From another man in the group:
"It's true. When you want to be with us... in that way... it makes us feel more worthy. We standa a little taller. Believe in ourselves more. I don't know why, but it's true. And I've been married since I was eighteen. It still feels that way with my wife.
[A therapist who had spent more than twenty-five years working with men] explained that from the time boys are eight to ten years old, they learn that initiate sex is their responsibility and that sexual rejection soon becomes the hallmark of masculine shame. He explained, "Even in my own life, when my wife isn't interested, I still have to battle feelings of shame. It doesn't matter if I intellectually understand why she's not in the mood. I'm vulnerable and it's very difficult."
A lot of how this plays out in practice results in bad behaviour from men - if you feel shame when sexually rejected, it's easy to react in entitled ways (or, frankly, ways that are actually fine but read as entitled when taken against that broader backdrop) - so I don't necessarily expect a great deal of sympathy for men here, but if you can I'd like you to suspend that for now.
One important thing to distinguish here is that men can experience this negative emotional response even without believing they are entitled to sex. This is very much a case where aliefs matter more than beliefs, and aliefs are hard to change. If you've had it drummed into you that sexual rejection is a cause for shame, you will feel that shame no matter how much you have internalised healthy norms around consent. Being rejected can be a completely valid thing to do that you will respect to the hilt and still be a source of shame.
A result of this is that there is a lot of identity and emotion bound up in sex for men - in having it, and also being good at it. Failure at this is a trigger for shame, and so there is a significant internal pressure to "succeed" at sex. And pressure is a great way to engage the brakes, so it's no wonder that a lot of men have performance anxiety, and that this leads to a failure to perform.
(I feel the urge to comment on whether this applies to me personally and I'm going to resist that urge. Assume whatever you like.)
One of the reasons that it's important to talk about all of this is that failure to live up to the stereotypes of masculine sexuality is actually very common, so when we fail to conform to them through perfectly normal individual variation we feel shame over that. This is then compounded when sexual partners, who have heard those same scripts, react badly to our failure to follow them - e.g. because they perceive it as a failure of desire on our part.
This is a key feature in which Mark Manson's advice is really bad. Just getting yourself a girlfriend (or other sexual partner) is not a sufficient solution to the problem of working on your sexual hangups.

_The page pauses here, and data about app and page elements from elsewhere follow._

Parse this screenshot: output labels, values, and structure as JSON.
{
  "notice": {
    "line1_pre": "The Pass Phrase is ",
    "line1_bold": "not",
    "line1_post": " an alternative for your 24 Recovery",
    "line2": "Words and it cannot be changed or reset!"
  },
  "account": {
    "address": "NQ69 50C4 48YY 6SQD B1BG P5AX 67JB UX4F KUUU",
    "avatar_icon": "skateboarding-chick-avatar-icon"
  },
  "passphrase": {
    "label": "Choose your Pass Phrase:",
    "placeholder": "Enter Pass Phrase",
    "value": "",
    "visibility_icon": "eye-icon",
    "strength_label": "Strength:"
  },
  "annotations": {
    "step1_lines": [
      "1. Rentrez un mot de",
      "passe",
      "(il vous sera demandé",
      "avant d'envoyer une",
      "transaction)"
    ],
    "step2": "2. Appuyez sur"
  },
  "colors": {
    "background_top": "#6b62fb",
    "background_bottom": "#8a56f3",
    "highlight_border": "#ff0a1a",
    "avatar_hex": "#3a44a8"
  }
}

Getting a steady partner is very helpful for getting more comfortable with your sexuality, but it's not sufficient and may cause major problems if your partner has bought too much into the standard male sexual scripts.
It is very important, for people of any gender, that if you want to become comfortable with your sexuality you do so with a partner who is supportive of you, and with whom your relationship is a growth one. Trying to get over your discomfort with sex with a partner who is going to be pushy and judgmental in their reactions to your sexuality (especially to any failure to perform it "properly") will almost inevitably make things much worse.